Admin History: The Burns Club was formed on the 1st of March 1900 "at a meeting of local Scotchmen at the George Hotel", according to a report in the 1901 Walsall Red Book, , although being a Scot was not necessary for membership. At a meeting on 3rd March officers were appointed, with Mr John Shannon elected as the first President and the objective of the club was stated as being the promotion of the study of the works of 'The Poet' (Robert Burns) and of Scottish literature in general. The Annual Dinner (the only event in that year's programme) took place at the Stork Hotel on 29th March. Every year after that, the Club celebrated the birth of Robert Burns on or near the date of 25th January. The venue for this dinner varied and included The Stork Hotel, Dora (Pattisons) Caf, St. Paul's Hall, The George Hotel, The Elms Hotel, Aldridge and Aldridge Masonic Hall.

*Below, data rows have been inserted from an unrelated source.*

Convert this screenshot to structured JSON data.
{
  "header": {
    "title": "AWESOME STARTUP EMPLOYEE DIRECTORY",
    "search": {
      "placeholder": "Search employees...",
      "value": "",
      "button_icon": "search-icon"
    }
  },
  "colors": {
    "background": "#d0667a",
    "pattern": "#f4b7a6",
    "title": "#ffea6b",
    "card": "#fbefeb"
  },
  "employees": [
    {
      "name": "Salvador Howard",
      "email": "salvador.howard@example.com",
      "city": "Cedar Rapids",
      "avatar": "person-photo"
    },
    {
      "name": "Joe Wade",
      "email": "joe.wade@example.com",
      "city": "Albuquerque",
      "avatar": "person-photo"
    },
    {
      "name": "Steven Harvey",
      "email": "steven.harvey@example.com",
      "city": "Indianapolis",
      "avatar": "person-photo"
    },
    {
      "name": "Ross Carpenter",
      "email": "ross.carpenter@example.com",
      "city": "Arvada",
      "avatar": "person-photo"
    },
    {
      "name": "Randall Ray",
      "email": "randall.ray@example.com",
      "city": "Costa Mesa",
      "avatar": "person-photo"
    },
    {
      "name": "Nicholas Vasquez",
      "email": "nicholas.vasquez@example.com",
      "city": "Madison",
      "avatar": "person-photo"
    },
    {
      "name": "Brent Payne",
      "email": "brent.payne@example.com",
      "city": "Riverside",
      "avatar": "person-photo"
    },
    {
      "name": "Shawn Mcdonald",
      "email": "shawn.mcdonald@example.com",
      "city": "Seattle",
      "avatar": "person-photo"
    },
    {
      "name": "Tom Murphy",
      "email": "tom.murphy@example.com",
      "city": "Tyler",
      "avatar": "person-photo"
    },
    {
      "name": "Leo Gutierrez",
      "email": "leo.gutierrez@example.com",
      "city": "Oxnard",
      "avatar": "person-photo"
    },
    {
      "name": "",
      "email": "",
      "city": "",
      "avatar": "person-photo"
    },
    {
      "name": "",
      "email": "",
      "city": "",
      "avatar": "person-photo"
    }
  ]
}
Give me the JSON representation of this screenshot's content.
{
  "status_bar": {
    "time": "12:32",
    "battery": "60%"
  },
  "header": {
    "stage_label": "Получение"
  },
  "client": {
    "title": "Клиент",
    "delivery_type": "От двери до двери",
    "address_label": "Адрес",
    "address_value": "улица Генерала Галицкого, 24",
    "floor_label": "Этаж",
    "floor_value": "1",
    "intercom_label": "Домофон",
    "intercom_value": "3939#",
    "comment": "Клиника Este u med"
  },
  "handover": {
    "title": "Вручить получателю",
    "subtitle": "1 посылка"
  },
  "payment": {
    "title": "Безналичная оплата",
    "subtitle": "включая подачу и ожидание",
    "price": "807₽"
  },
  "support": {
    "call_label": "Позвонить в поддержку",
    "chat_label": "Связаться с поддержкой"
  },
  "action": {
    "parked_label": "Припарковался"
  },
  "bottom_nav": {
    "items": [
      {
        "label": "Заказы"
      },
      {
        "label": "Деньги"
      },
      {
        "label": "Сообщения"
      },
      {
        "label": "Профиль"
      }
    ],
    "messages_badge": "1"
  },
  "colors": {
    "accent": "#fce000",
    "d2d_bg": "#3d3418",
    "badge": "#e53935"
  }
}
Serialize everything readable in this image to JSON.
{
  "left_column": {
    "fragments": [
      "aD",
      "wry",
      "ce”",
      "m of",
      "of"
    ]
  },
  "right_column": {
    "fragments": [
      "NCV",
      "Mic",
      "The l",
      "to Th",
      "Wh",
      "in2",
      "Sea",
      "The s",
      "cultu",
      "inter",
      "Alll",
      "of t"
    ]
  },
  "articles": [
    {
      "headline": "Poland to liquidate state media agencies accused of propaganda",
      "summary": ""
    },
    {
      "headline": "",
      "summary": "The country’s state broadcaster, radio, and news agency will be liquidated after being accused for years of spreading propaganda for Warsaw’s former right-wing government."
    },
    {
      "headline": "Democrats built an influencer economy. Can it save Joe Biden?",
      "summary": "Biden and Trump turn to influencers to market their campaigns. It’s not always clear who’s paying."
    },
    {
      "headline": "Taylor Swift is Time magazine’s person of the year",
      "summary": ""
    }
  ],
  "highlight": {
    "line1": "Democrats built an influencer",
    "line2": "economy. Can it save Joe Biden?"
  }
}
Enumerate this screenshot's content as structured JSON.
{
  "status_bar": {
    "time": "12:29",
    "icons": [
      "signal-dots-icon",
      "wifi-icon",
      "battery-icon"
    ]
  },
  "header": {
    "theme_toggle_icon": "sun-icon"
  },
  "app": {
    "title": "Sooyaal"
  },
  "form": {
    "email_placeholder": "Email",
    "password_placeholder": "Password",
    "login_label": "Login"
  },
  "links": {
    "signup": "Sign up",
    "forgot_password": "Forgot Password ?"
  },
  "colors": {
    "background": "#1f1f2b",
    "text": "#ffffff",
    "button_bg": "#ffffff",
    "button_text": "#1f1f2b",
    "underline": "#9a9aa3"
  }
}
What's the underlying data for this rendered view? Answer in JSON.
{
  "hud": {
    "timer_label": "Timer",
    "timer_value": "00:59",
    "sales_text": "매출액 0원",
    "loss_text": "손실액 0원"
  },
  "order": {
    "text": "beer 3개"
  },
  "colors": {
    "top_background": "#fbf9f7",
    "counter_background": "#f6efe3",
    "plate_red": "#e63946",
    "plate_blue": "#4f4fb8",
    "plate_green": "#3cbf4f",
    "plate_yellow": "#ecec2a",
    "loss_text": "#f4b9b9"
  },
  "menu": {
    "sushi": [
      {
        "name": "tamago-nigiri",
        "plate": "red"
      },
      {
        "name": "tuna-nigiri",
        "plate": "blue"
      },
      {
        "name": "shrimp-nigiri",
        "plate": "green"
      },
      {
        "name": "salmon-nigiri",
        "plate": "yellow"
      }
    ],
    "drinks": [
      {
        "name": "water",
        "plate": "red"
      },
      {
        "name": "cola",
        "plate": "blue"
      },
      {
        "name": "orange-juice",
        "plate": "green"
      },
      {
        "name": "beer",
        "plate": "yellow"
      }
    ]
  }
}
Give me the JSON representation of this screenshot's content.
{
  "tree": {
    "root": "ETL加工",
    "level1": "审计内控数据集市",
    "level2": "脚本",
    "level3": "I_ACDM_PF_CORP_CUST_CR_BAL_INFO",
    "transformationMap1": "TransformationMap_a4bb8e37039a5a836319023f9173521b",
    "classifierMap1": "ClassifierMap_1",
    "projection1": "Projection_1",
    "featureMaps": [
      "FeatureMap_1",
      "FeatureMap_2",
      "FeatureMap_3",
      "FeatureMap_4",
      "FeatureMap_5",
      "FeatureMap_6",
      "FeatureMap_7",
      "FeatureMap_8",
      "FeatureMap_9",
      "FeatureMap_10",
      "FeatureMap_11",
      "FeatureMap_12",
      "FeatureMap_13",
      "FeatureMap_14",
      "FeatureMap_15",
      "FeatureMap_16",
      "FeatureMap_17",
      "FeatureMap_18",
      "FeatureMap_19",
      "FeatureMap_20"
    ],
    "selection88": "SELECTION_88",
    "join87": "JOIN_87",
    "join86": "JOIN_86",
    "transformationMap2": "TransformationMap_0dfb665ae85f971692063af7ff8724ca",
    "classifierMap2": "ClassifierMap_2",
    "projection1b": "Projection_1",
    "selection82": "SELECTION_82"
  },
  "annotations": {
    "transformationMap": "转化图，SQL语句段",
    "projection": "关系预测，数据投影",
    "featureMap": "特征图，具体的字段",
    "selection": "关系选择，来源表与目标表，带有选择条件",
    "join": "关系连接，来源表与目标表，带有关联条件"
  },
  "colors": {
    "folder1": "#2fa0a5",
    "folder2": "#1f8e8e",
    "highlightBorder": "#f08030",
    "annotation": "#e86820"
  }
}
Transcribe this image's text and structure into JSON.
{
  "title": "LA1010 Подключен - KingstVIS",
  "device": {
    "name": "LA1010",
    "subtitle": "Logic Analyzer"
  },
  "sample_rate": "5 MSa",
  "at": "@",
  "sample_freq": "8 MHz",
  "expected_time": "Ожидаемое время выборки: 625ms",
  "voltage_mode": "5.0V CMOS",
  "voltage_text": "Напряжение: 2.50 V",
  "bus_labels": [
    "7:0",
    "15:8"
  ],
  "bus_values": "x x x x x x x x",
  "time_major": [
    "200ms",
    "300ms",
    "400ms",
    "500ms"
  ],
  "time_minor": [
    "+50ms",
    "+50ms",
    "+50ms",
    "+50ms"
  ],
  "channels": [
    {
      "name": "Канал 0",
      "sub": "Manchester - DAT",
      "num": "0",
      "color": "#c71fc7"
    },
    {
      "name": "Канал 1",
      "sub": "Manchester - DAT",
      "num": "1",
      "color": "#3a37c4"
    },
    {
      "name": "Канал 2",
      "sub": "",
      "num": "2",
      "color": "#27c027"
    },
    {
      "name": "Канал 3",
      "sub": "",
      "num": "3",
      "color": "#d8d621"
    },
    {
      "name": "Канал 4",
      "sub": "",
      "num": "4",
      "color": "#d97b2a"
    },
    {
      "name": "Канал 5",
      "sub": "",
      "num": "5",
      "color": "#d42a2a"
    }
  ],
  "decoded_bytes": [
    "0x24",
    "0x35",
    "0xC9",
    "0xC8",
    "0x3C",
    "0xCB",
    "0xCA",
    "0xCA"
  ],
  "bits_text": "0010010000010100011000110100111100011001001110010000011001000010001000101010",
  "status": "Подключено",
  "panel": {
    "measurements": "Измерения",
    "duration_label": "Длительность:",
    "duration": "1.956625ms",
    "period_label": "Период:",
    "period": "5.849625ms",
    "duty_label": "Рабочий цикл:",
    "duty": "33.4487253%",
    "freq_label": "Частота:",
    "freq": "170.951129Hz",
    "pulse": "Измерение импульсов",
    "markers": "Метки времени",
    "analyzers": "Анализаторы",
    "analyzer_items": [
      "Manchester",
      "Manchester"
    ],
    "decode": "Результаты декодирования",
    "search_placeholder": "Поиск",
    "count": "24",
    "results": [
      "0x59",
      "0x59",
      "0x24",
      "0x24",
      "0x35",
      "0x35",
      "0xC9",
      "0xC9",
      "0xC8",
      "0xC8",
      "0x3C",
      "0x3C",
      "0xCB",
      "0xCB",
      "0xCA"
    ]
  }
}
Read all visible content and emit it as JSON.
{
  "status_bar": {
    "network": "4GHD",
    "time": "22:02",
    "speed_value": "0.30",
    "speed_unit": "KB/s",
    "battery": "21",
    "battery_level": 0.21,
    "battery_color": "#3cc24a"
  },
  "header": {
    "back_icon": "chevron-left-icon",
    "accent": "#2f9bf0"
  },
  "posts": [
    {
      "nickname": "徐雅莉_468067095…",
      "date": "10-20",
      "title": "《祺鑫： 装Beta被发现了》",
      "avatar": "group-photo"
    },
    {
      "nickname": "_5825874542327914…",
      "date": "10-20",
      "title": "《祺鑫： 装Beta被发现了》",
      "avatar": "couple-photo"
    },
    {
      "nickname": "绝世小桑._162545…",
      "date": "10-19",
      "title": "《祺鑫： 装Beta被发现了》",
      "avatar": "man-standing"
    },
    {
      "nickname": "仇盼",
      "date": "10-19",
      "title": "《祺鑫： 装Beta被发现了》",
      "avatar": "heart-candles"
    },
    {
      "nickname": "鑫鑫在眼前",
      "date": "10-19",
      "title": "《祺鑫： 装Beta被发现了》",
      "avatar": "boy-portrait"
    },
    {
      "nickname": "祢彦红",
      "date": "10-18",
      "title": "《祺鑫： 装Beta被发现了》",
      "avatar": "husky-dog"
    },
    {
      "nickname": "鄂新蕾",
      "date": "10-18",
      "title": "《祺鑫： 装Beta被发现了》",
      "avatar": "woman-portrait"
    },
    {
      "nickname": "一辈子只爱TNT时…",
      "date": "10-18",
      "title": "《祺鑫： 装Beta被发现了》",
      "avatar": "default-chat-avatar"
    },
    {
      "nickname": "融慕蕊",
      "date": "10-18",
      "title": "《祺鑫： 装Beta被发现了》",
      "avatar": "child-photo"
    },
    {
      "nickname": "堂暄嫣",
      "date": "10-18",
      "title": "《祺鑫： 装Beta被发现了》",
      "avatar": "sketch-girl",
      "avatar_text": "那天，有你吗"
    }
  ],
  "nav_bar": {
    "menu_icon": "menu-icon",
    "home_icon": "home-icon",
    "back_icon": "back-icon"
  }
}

The Club held committee meetings roughly every month with an Annual General Meeting in October. It appears that any new member had to be proposed and seconded in order to join the Club. However, by 1934 there was only one annual meeting in October recorded in the Minutes, the equivalent of the Annual General Meeting. The Club organised several events every year as well as the Annual Dinner. Smoking Concerts, recitations and lectures are noted in the Minutes as well as Whist Drives, all organised by a sub-committee.

In 1901 the Club met at the Dragon Hotel in High Street and in 1907 became the first organisation in the town to invite "the lassies" to its annual celebration. By 1909 the Dragon Hotel had closed and the Club moved back to the Stork. In 1928 there was discussion about the admittance of ladies to the club, although none appeared on the committee until many years later. In 1941 the Club met in Walsall Presbyterian Church after over 30 years at the Stork. The Club first mentioned its affiliation to the Burns Federation in 1923 and in 1982 became The Walsall and District Scottish Society.

Links to:

Caledonian, Scottish and St Andrew's Societies

Wee Dram, Online